There are exercises I dislike in Crossfit, but few I hate more than the simple wallball. Double unders can be my friend or foe, depending on the day, and muscle ups, in fact, are one of my favorite Crossfit skills. But in order to get to the glorious muscle up, I’d have to endure a mountain of suffering beforehand. About midway through the wallballs, already feeling quite exhausted, that devil on my shoulder began its negative rant. There were so many reasons I wanted to quit and in the moment they seemed awfully convincing. But somehow I kept going. I didn’t want to let down all the people cheering me on. I especially didn’t want to let down myself, and frankly, I didn’t want to do this workout ever again, so I better suck it up and give it my best shot now. Fast forward through the rest of the wallballs and double unders, I finally reached the muscle ups with two and a half minutes to spare. Three by three, two by two, and one by one, I eked them out until time was up. The time cap freed me and relief set in as I collapsed on the ground. My final rep count was 256…150 wallballs, 90 double unders and 16 muscle ups. It was 10 more muscle ups than I had gotten the previous year. My score ranked me 13th in the NorCal region out of 2000 plus girls.

It was in that moment that I remembered why I continue to compete in Crossfit. I couldn’t wipe a smile off my face. I literally blew myself away with what I had just accomplished in a mere twelve minutes. I pushed through the suck and emerged on the other side victorious. I’m sure marathoners, triathloners, swimmers, rowers, and other athletes have felt the same way. You endure a lot of suffering for those few moments when you sit there afterwards, truly in awe of what your body can do.

Now the Open is over. I qualified for Regionals by the skin of my teeth and a new and exciting challenge waits. The better I get at Crossfit, the more I have to suffer, and that’s an intimidating thought. And many times I push myself to the finish and the end result is just mediocre. But that’s the beauty of any real challenge in life. You work tirelessly; persevere through uncomfortable situations, sometimes to no avail.

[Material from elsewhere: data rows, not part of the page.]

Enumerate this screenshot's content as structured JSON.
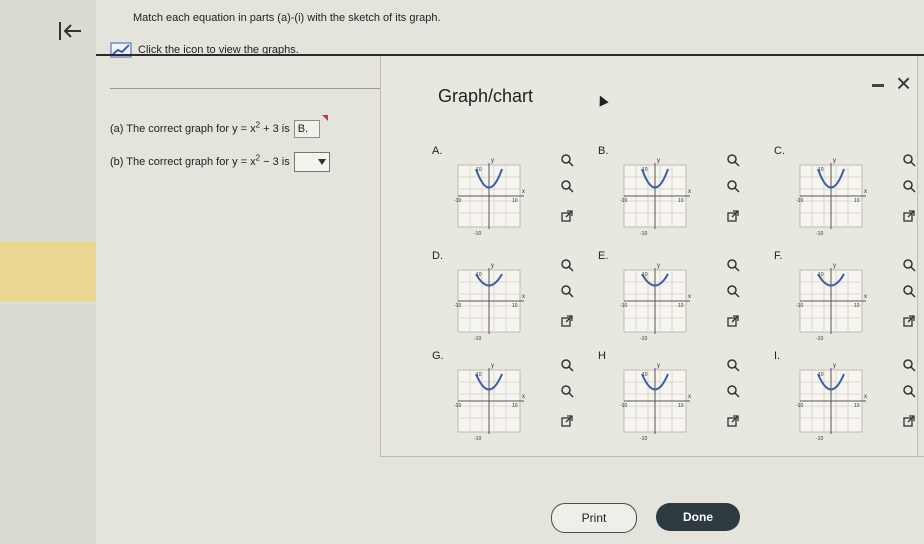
{
  "header": {
    "instruction": "Match each equation in parts (a)-(i) with the sketch of its graph.",
    "graph_link_label": "Click the icon to view the graphs."
  },
  "popup": {
    "title": "Graph/chart"
  },
  "questions": [
    {
      "label": "(a) The correct graph for y = x",
      "exponent": "2",
      "suffix": " + 3 is",
      "answer": "B."
    },
    {
      "label": "(b) The correct graph for y = x",
      "exponent": "2",
      "suffix": " − 3 is",
      "answer": ""
    }
  ],
  "options": [
    "A.",
    "B.",
    "C.",
    "D.",
    "E.",
    "F.",
    "G.",
    "H",
    "I."
  ],
  "graph_labels": {
    "y": "y",
    "x": "x",
    "pos": "10",
    "neg": "-10",
    "left": "-10",
    "right": "10"
  },
  "buttons": {
    "print": "Print",
    "done": "Done"
  },
  "colors": {
    "accent": "#3c5fa8",
    "danger": "#c93b35",
    "dark_button": "#2d3a3f"
  }
}
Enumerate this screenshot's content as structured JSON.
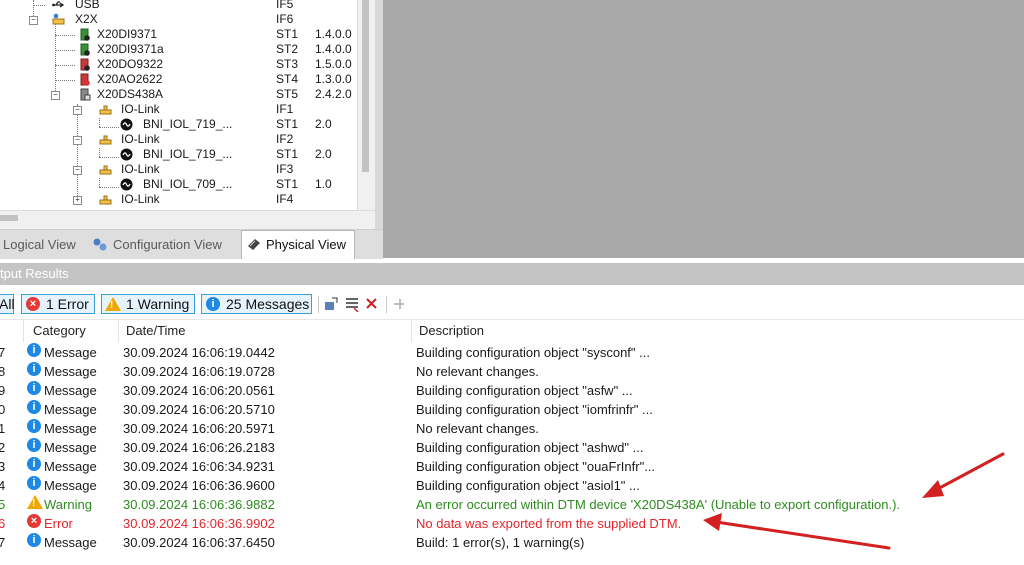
{
  "tree": {
    "items": [
      {
        "label": "USB",
        "slot": "IF5",
        "version": ""
      },
      {
        "label": "X2X",
        "slot": "IF6",
        "version": ""
      },
      {
        "label": "X20DI9371",
        "slot": "ST1",
        "version": "1.4.0.0"
      },
      {
        "label": "X20DI9371a",
        "slot": "ST2",
        "version": "1.4.0.0"
      },
      {
        "label": "X20DO9322",
        "slot": "ST3",
        "version": "1.5.0.0"
      },
      {
        "label": "X20AO2622",
        "slot": "ST4",
        "version": "1.3.0.0"
      },
      {
        "label": "X20DS438A",
        "slot": "ST5",
        "version": "2.4.2.0"
      },
      {
        "label": "IO-Link",
        "slot": "IF1",
        "version": ""
      },
      {
        "label": "BNI_IOL_719_...",
        "slot": "ST1",
        "version": "2.0"
      },
      {
        "label": "IO-Link",
        "slot": "IF2",
        "version": ""
      },
      {
        "label": "BNI_IOL_719_...",
        "slot": "ST1",
        "version": "2.0"
      },
      {
        "label": "IO-Link",
        "slot": "IF3",
        "version": ""
      },
      {
        "label": "BNI_IOL_709_...",
        "slot": "ST1",
        "version": "1.0"
      },
      {
        "label": "IO-Link",
        "slot": "IF4",
        "version": ""
      }
    ]
  },
  "view_tabs": [
    {
      "label": "Logical View",
      "icon": "logical-view-icon"
    },
    {
      "label": "Configuration View",
      "icon": "configuration-view-icon"
    },
    {
      "label": "Physical View",
      "icon": "physical-view-icon",
      "active": true
    }
  ],
  "output": {
    "title": "tput Results",
    "filters": {
      "all_label": "All",
      "error_label": "1 Error",
      "warning_label": "1 Warning",
      "messages_label": "25 Messages"
    },
    "columns": {
      "category": "Category",
      "datetime": "Date/Time",
      "description": "Description"
    },
    "rows": [
      {
        "num": "7",
        "category": "Message",
        "severity": "info",
        "datetime": "30.09.2024 16:06:19.0442",
        "description": "Building configuration object \"sysconf\" ..."
      },
      {
        "num": "8",
        "category": "Message",
        "severity": "info",
        "datetime": "30.09.2024 16:06:19.0728",
        "description": "No relevant changes."
      },
      {
        "num": "9",
        "category": "Message",
        "severity": "info",
        "datetime": "30.09.2024 16:06:20.0561",
        "description": "Building configuration object \"asfw\" ..."
      },
      {
        "num": "0",
        "category": "Message",
        "severity": "info",
        "datetime": "30.09.2024 16:06:20.5710",
        "description": "Building configuration object \"iomfrinfr\" ..."
      },
      {
        "num": "1",
        "category": "Message",
        "severity": "info",
        "datetime": "30.09.2024 16:06:20.5971",
        "description": "No relevant changes."
      },
      {
        "num": "2",
        "category": "Message",
        "severity": "info",
        "datetime": "30.09.2024 16:06:26.2183",
        "description": "Building configuration object \"ashwd\" ..."
      },
      {
        "num": "3",
        "category": "Message",
        "severity": "info",
        "datetime": "30.09.2024 16:06:34.9231",
        "description": "Building configuration object \"ouaFrInfr\"..."
      },
      {
        "num": "4",
        "category": "Message",
        "severity": "info",
        "datetime": "30.09.2024 16:06:36.9600",
        "description": "Building configuration object \"asiol1\" ..."
      },
      {
        "num": "5",
        "category": "Warning",
        "severity": "warning",
        "datetime": "30.09.2024 16:06:36.9882",
        "description": "An error occurred within DTM device 'X20DS438A' (Unable to export configuration.)."
      },
      {
        "num": "6",
        "category": "Error",
        "severity": "error",
        "datetime": "30.09.2024 16:06:36.9902",
        "description": "No data was exported from the supplied DTM."
      },
      {
        "num": "7",
        "category": "Message",
        "severity": "info",
        "datetime": "30.09.2024 16:06:37.6450",
        "description": "Build: 1 error(s), 1 warning(s)"
      }
    ]
  },
  "colors": {
    "warning_text": "#2e8b20",
    "error_text": "#e3262d",
    "annotation_arrow": "#d32020",
    "canvas_gray": "#a9a9a9"
  }
}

But when you finally see the results, or maybe even just a glimpse of progress, like I did after that 12-­‐minute workout, it makes every second of the difficult journey worthwhile.